So, to my surprise I found out the training plan of Maria’s dad yesterday. They are both preparing for the San Antonio Rock ‘n’ Roll half marathon in Texas on the same day I’ll be doing the Behobia in Spain. Frank is also a runner and great supporter of our running events. But his training programme seems bonkers. He’s running three days a week and adding a mile each time he runs. So one week it could be 3 miles, followed by 4 miles and then 5 miles. The next week he starts with 6 miles and so on. Is it just me, or does this seem gruelling physically as well as mentally?
Psychologically, when you have a bad, long run, the next shorter run puts you at ease. If you read a post I wrote a while back on a terrible 8-miler we had one weekend, the fact that I had just 4 miles to run on the Monday helped. If my next run had been 9 miles, I think all the pain would have been in my mind. Starting the week with a shorter run also gives you back your confidence to go towards the next long run at the weekend having built up to it properly. It’s a clean slate when it’s gone a bit wrong and it means it is a lot easier to get back in the saddle.
Of course, runners are all different and different things work for different people. I’ve also done things with my training that have raised eyebrows (and not in a good way) But we all have a way of justifying it to ourselves and making a pact with our body. And if our body responds well, who is to say what’s wrong?
After all, it’s you and your body that’s going to get you to the finishing line, no matter how you got it to the start.
For information on the Rock ‘n’ Roll half marathon in San Antonio, please click: http://runrocknroll.competitor.com/san-antonio
I haven’t run for a few days. Last week, work, socialising, courses, hangovers and rain got in the way. Granted, I let them do so, but sometimes a few days off is just the ticket. It gives you a refocus.

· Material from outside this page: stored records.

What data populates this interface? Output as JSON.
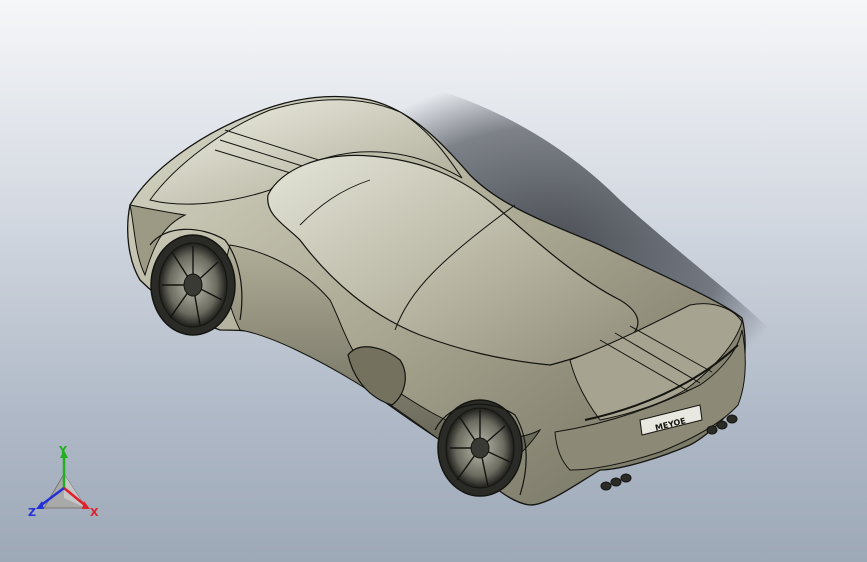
{
  "viewport": {
    "plate_text": "MEYOE"
  },
  "triad": {
    "x_label": "X",
    "y_label": "Y",
    "z_label": "Z",
    "colors": {
      "x": "#e0202a",
      "y": "#22b020",
      "z": "#2430d8"
    }
  }
}
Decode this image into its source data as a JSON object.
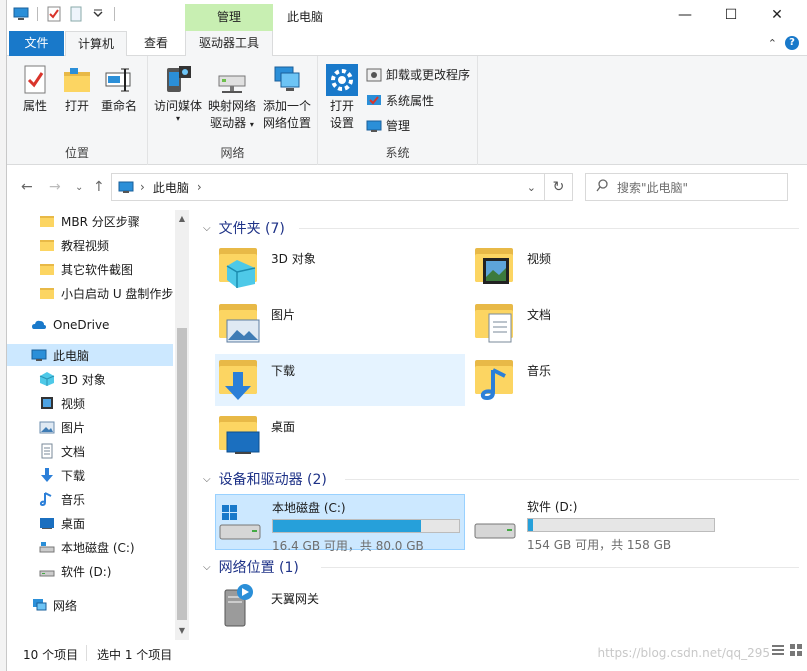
{
  "window": {
    "title": "此电脑"
  },
  "ribbon_tabs": {
    "file": "文件",
    "computer": "计算机",
    "view": "查看",
    "drive_tools": "驱动器工具",
    "context_header": "管理"
  },
  "ribbon": {
    "groups": {
      "location": "位置",
      "network": "网络",
      "system": "系统"
    },
    "properties": "属性",
    "open": "打开",
    "rename": "重命名",
    "access_media": "访问媒体",
    "map_drive_line1": "映射网络",
    "map_drive_line2": "驱动器",
    "add_location_line1": "添加一个",
    "add_location_line2": "网络位置",
    "open_settings_line1": "打开",
    "open_settings_line2": "设置",
    "uninstall": "卸载或更改程序",
    "system_properties": "系统属性",
    "manage": "管理"
  },
  "address": {
    "path": "此电脑",
    "search_placeholder": "搜索\"此电脑\""
  },
  "nav_pane": {
    "folders": [
      "MBR 分区步骤",
      "教程视频",
      "其它软件截图",
      "小白启动 U 盘制作步"
    ],
    "onedrive": "OneDrive",
    "this_pc": "此电脑",
    "pc_items": [
      "3D 对象",
      "视频",
      "图片",
      "文档",
      "下载",
      "音乐",
      "桌面",
      "本地磁盘 (C:)",
      "软件 (D:)"
    ],
    "network": "网络"
  },
  "content": {
    "folders_header": "文件夹 (7)",
    "folders": [
      "3D 对象",
      "视频",
      "图片",
      "文档",
      "下载",
      "音乐",
      "桌面"
    ],
    "devices_header": "设备和驱动器 (2)",
    "drives": [
      {
        "name": "本地磁盘 (C:)",
        "size": "16.4 GB 可用，共 80.0 GB",
        "used_fraction": 0.795
      },
      {
        "name": "软件 (D:)",
        "size": "154 GB 可用，共 158 GB",
        "used_fraction": 0.025
      }
    ],
    "network_header": "网络位置 (1)",
    "network_items": [
      "天翼网关"
    ]
  },
  "status": {
    "count": "10 个项目",
    "selected": "选中 1 个项目",
    "watermark": "https://blog.csdn.net/qq_295"
  },
  "colors": {
    "accent": "#1979ca",
    "selection": "#cce8ff",
    "ctx_tab": "#c8efb2",
    "drive_bar": "#26a0da",
    "header_text": "#1e3287"
  }
}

Now, after 10 weeks, we are a few days away from Martín’s first 13.2 miles. The Ealing Half Marathon is this Sunday and Martín is in the tapering stages; this week he only has a short run and a couple of walks so he’ll be rested up for and raring to go Sunday morning. My brother is doing it with him in my place (more on that in a minute) and I believe he’s done zero training for it. He’ll be completely rested up for it, let’s say.
So, I had to bail on actually doing the 13.2 miles as it is my hen do weekend. I have no idea where or how, but what I can definitely say is that there will be little running involved. One friend who does run said to me: “Wouldn’t it be funny if for your hen do we were all actually running the half marathon with you?” “Yes,” I replied, “it would be great. But you haven’t met all my friends, have you?!”
So, since last week, I haven’t put on my trainers. I have dipped twice in the pool and done weights which has been nice, but now I am thinking past this weekend of fun, mayhem and surprises to what I need to focus on come October 1st. I’ll then have six weeks before the Behobia 20km in San Sebastián, Spain, which I am doing with my friend who lives there. In between, we are moving, to a place with more hills, which I think will help.
This 20km is quite hilly. Someone drove the route recently and reported back that at some points the car had to be in first gear. I am thinking this person doesn’t drive a Talbot Samba and really, those hills are steep. Ouch. Another reason to spend some time mulling the next phase of training over.
So, in the meantime, I’ll refocus and plan for those hills and enjoy my fresh legs when I next head after these few days off. It will be with my own, personal challenge in mind. And before then, all that’s left to say is